The EU is expanding to include all eight countries in the former eastern camp, including Poland, Hungary and the Czech Republic.
The EU is expanding again, allowing Romania and Bulgaria into the club.
Anti-immigrant hysteria in the sun Katie Hopkins wrote “Cockroaches” and “How many more can we take?” Such news seems to be caught up with headlines. And “The Clois Crisis: Send the Dogs”.
David Cameron returns from Brussels with an EU reform package – but not enough to convince his own party’s Eurosceptic faction
UK votes to leave EU, pushes for David Cameron’s resignation and paves way for Theresa May to become prime minister
Britain leaves EU
The UK is leaving the EU after years of parliamentary stalemate over Theresa May’s bid to reach an agreement.
An EU diplomat said: “We are approaching a moment of rapid or breakdown in the Brexit talks. Intensive negotiations continue in London. As of this morning, it is not yet clear whether the negotiators will be able to bridge the gaps on issues such as status sport, governance and fisheries.
“As we enter the final stages of the Brexit talks, some member states are becoming increasingly confused.
Several member states, including France, and its chairman, Emmanuel Macron, have repeatedly stressed the importance of protecting Europe’s fisheries, saying they would like to resume negotiations in 2021 rather than rush into an agreement that would damage their coastal communities.
One source said: “Fish species are in danger of extinction. Barnier supported the question of whether the UK had moved enough on the issue, but they needed to find a compromise that Macron could return to to find a deal. ”
The German MEP, which heads the European Parliament’s Brexit steering committee David McAllister said the European Parliament should urgently approve the bill by the end of this year.
He tweeted: “We are well aware that work on the level playing field and state aid is nearing completion. This is an important moment to translate policies into rules, and more importantly, the rules must be guaranteed by a strong enforcement framework.”
“We need to secure a deal that will deal with this and the rest of the issues in governance and fisheries.
“Rapid progress is essential. An agreement must be reached within a few days if the House and parliament are to complete their respective procedures before the end of the interim period. Democratic research is not negotiable.”
Meanwhile, the UK government has denied seeking to delay the implementation of Northern Ireland protocol on the withdrawal agreement, including new customs checks on goods entering the UK.

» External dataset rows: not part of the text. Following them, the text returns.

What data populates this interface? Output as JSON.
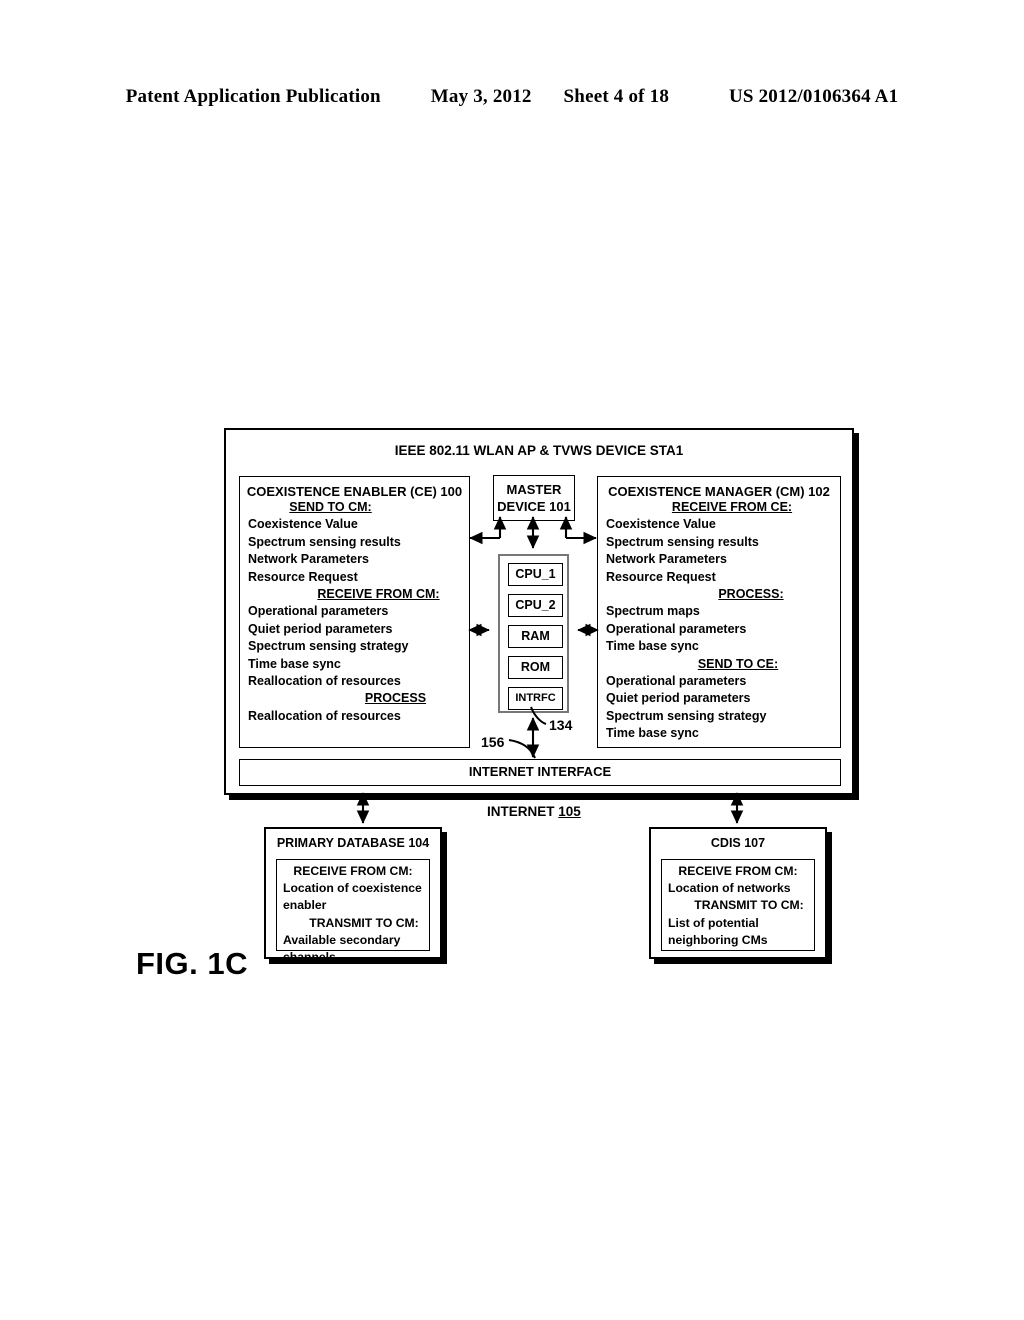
{
  "header": {
    "publication": "Patent Application Publication",
    "date": "May 3, 2012",
    "sheet": "Sheet 4 of 18",
    "patent_number": "US 2012/0106364 A1"
  },
  "figure": {
    "label": "FIG. 1C"
  },
  "sta_frame": {
    "title": "IEEE 802.11 WLAN AP & TVWS DEVICE STA1"
  },
  "coexistence_enabler": {
    "title": "COEXISTENCE ENABLER (CE) 100",
    "sections": [
      {
        "heading": "SEND TO CM:",
        "items": [
          "Coexistence Value",
          "Spectrum sensing results",
          "Network Parameters",
          "Resource Request"
        ]
      },
      {
        "heading": "RECEIVE FROM CM:",
        "items": [
          "Operational parameters",
          "Quiet period parameters",
          "Spectrum sensing strategy",
          "Time base sync",
          "Reallocation of resources"
        ]
      },
      {
        "heading": "PROCESS",
        "items": [
          "Reallocation of resources"
        ]
      }
    ]
  },
  "coexistence_manager": {
    "title": "COEXISTENCE MANAGER (CM) 102",
    "sections": [
      {
        "heading": "RECEIVE FROM CE:",
        "items": [
          "Coexistence Value",
          "Spectrum sensing results",
          "Network Parameters",
          "Resource Request"
        ]
      },
      {
        "heading": "PROCESS:",
        "items": [
          "Spectrum maps",
          "Operational parameters",
          "Time base sync"
        ]
      },
      {
        "heading": "SEND TO CE:",
        "items": [
          "Operational parameters",
          "Quiet period parameters",
          "Spectrum sensing strategy",
          "Time base sync"
        ]
      }
    ]
  },
  "master_device": {
    "title_line1": "MASTER",
    "title_line2": "DEVICE 101",
    "components": [
      "CPU_1",
      "CPU_2",
      "RAM",
      "ROM",
      "INTRFC"
    ],
    "ref_numeral": "134"
  },
  "internet_interface": {
    "label": "INTERNET INTERFACE",
    "ref_numeral": "156"
  },
  "internet": {
    "label": "INTERNET ",
    "ref": "105"
  },
  "primary_database": {
    "title": "PRIMARY DATABASE 104",
    "sections": [
      {
        "heading": "RECEIVE FROM CM:",
        "items": [
          "Location of coexistence",
          "enabler"
        ]
      },
      {
        "heading": "TRANSMIT TO CM:",
        "items": [
          "Available secondary",
          "channels"
        ]
      }
    ]
  },
  "cdis": {
    "title": "CDIS 107",
    "sections": [
      {
        "heading": "RECEIVE FROM CM:",
        "items": [
          "Location of networks"
        ]
      },
      {
        "heading": "TRANSMIT TO CM:",
        "items": [
          "List of potential",
          "neighboring CMs"
        ]
      }
    ]
  },
  "colors": {
    "ink": "#000000",
    "paper": "#ffffff"
  }
}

HMRC officials told MPs that overnight reports on an agreement on restrictions were “not approved”. They said the “light-touch” function and some “mercy” would be shown to businesses that are not ready.
It has emerged from a public hearing that British businesses must first meet 11m per annum customs notices to sell their goods in Northern Ireland.
Conservative MP Bob Stewart responded with shock to what he revealed during the Northern Ireland Select Committee. “Bloody hell, that’s a lot of heck,” he said.
Customs announcements are to be made as part of the Northern Ireland Code from January 1, but a major software organization, the Freight Vehicle Operations Service, has informed the panel that it will not go “end to end” with businesses until December 14th.